About this exercise: Set the records down again exactly, apart from any pictures in them.

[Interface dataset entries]

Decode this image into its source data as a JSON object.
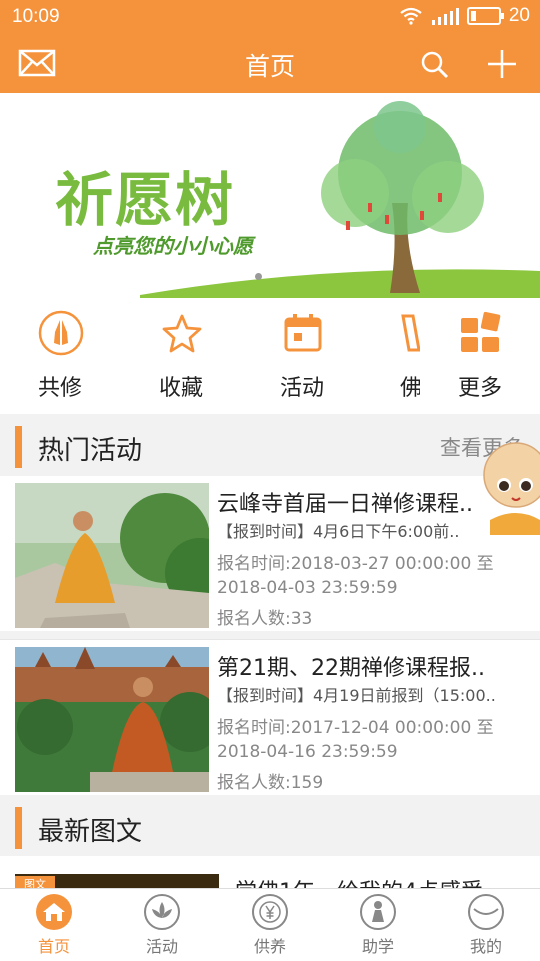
{
  "status": {
    "time": "10:09",
    "battery": "20",
    "battery_level": 0.2
  },
  "header": {
    "title": "首页",
    "icons": [
      "mail-icon",
      "search-icon",
      "plus-icon"
    ]
  },
  "banner": {
    "title": "祈愿树",
    "subtitle": "点亮您的小小心愿"
  },
  "quick_menu": [
    {
      "label": "共修",
      "icon": "prayer-hands-icon"
    },
    {
      "label": "收藏",
      "icon": "star-icon"
    },
    {
      "label": "活动",
      "icon": "calendar-icon"
    },
    {
      "label": "佛",
      "icon": "book-icon"
    },
    {
      "label": "更多",
      "icon": "grid-icon"
    }
  ],
  "hot": {
    "title": "热门活动",
    "more": "查看更多",
    "items": [
      {
        "title": "云峰寺首届一日禅修课程..",
        "checkin": "【报到时间】4月6日下午6:00前..",
        "period": "报名时间:2018-03-27 00:00:00 至 2018-04-03 23:59:59",
        "count": "报名人数:33"
      },
      {
        "title": "第21期、22期禅修课程报..",
        "checkin": "【报到时间】4月19日前报到（15:00..",
        "period": "报名时间:2017-12-04 00:00:00 至 2018-04-16 23:59:59",
        "count": "报名人数:159"
      }
    ]
  },
  "latest": {
    "title": "最新图文",
    "items": [
      {
        "tag": "图文",
        "title": "学佛1年，给我的4点感受"
      }
    ]
  },
  "tabbar": [
    {
      "label": "首页",
      "icon": "home-icon",
      "active": true
    },
    {
      "label": "活动",
      "icon": "lotus-icon",
      "active": false
    },
    {
      "label": "供养",
      "icon": "yen-coin-icon",
      "active": false
    },
    {
      "label": "助学",
      "icon": "person-icon",
      "active": false
    },
    {
      "label": "我的",
      "icon": "profile-icon",
      "active": false
    }
  ],
  "colors": {
    "accent": "#f5933c",
    "banner_green": "#79bb3e"
  }
}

Finished task:
Decode this image into its source data as a JSON object.
{
  "status": {
    "time": "10:09",
    "battery": "20",
    "battery_level": 0.2
  },
  "header": {
    "title": "首页",
    "icons": [
      "mail-icon",
      "search-icon",
      "plus-icon"
    ]
  },
  "banner": {
    "title": "祈愿树",
    "subtitle": "点亮您的小小心愿"
  },
  "quick_menu": [
    {
      "label": "共修",
      "icon": "prayer-hands-icon"
    },
    {
      "label": "收藏",
      "icon": "star-icon"
    },
    {
      "label": "活动",
      "icon": "calendar-icon"
    },
    {
      "label": "佛",
      "icon": "book-icon"
    },
    {
      "label": "更多",
      "icon": "grid-icon"
    }
  ],
  "hot": {
    "title": "热门活动",
    "more": "查看更多",
    "items": [
      {
        "title": "云峰寺首届一日禅修课程..",
        "checkin": "【报到时间】4月6日下午6:00前..",
        "period": "报名时间:2018-03-27 00:00:00 至 2018-04-03 23:59:59",
        "count": "报名人数:33"
      },
      {
        "title": "第21期、22期禅修课程报..",
        "checkin": "【报到时间】4月19日前报到（15:00..",
        "period": "报名时间:2017-12-04 00:00:00 至 2018-04-16 23:59:59",
        "count": "报名人数:159"
      }
    ]
  },
  "latest": {
    "title": "最新图文",
    "items": [
      {
        "tag": "图文",
        "title": "学佛1年，给我的4点感受"
      }
    ]
  },
  "tabbar": [
    {
      "label": "首页",
      "icon": "home-icon",
      "active": true
    },
    {
      "label": "活动",
      "icon": "lotus-icon",
      "active": false
    },
    {
      "label": "供养",
      "icon": "yen-coin-icon",
      "active": false
    },
    {
      "label": "助学",
      "icon": "person-icon",
      "active": false
    },
    {
      "label": "我的",
      "icon": "profile-icon",
      "active": false
    }
  ],
  "colors": {
    "accent": "#f5933c",
    "banner_green": "#79bb3e"
  }
}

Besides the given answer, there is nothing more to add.